DAILY CATHOLIC -    Wednesday, April 22, 1998   volume 9, no. 78


by Father John Hampsch, C.M.F.

Faith: Key to the Heart of God

Thirty-Sixth Installment: Vertical Growth: Our Cooperation part four

      It's important to remember that we can pray for faith as the apostles did (Luke 17:5): "Lord, increase our faith." After all, "The Lord is the author and finisher of our faith" (Hebrews 12:2). He’s the source and the end, the alpha and omega (Revelations 1:11). We turn to Him knowing that the Lord wants us to have faith and that He will generously give it to us as He supplies all our needs (cf. Acts 14:17). We should pray to be lifted up to that next level of faith, while asking also that any gaps in our faith be filled up. The "Lord-I-know-you-can" prayer of faith then becomes a "Lord-I-know-you-will prayer.

      Then be willing to act in faith. Good works affirm and authenticate our faith (James 2:17). Neglect of good works is ultimately neglect of Christ ("{If you neglect to do it unto one of the least of these my brethern, you neglect to do it unto me." Matthew 15:45). James says faith without good works is dead (James 2:17). It takes a tremendous act of faith to see and relate to Christ in your fellow man. If you look at a skid row derelict merely as a repulsive person, your faith is retarded. To see instead the precious dignity and nobility of that skid row derelict created in the image of God and destined for heaven—something incredibly awesome—requires faith in large measure. To act towards that person, using that "insight", requires even greater faith.

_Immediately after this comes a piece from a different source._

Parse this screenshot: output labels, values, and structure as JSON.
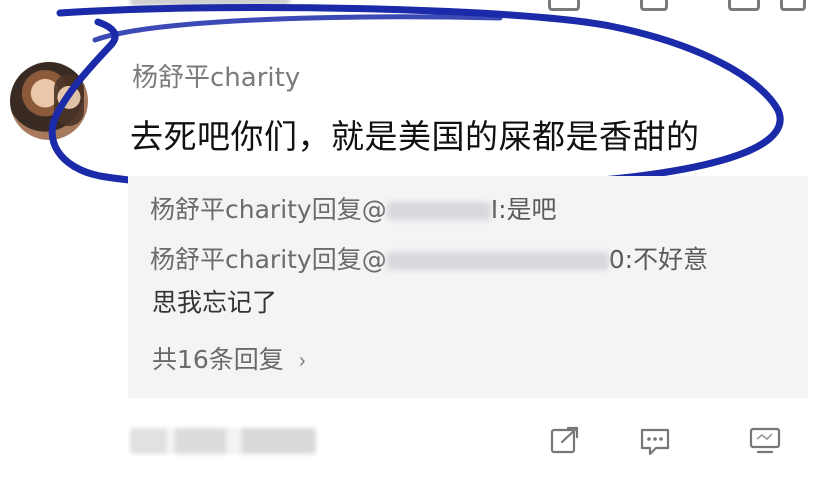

      You can’t practice charity if you don’t have faith. Only the eyes of faith allow you to see the Christ presence in a wino—or even to see the Christ presence in someone you live with who gets on your nerves. It takes deep faith to look beyond the shadow to this substance, and see a precious soul redeemed by Christ. You can’t act on faith without first having faith. That is, you can’t perform good works if you don’t first have faith to activate the charity. Faith is the basic virtue in life’s struggles, for I John 5:4 says, "Our victory over the world is through our faith." Peter speaks about this whole idea of active, operational faith enhanced by its "additions"" "To obtain these gifts, you need more than faith, you must also work hard to be good, you must learn to know God better, discover what He wants you to do (God’s will). You must learn to put aside your own desires so you become patient and godly, gladly letting God have His way with you (holy abandonment). That will make the next step possible which is freedom to enjoy other people and to like them and finally grow to love them dearly. The more you go on this way the more you will grow strong spiritually and become fruitful and useful to our Lord Jesus Christ. Anyone who fails to go after these additions is blind indeed, or at least very shortsighted, and has forgotten that God delivered him from the old life of sin. But now we can live a strong, good new life for the Lord" (II Peter 1:3-9). Faith has to be implemented, Peter seems to be saying.

Next Installment: Vertical Growth:Our Cooperation - part five

april 22, volume 9, no. 78         DAILY CATHOLIC - COLUMNS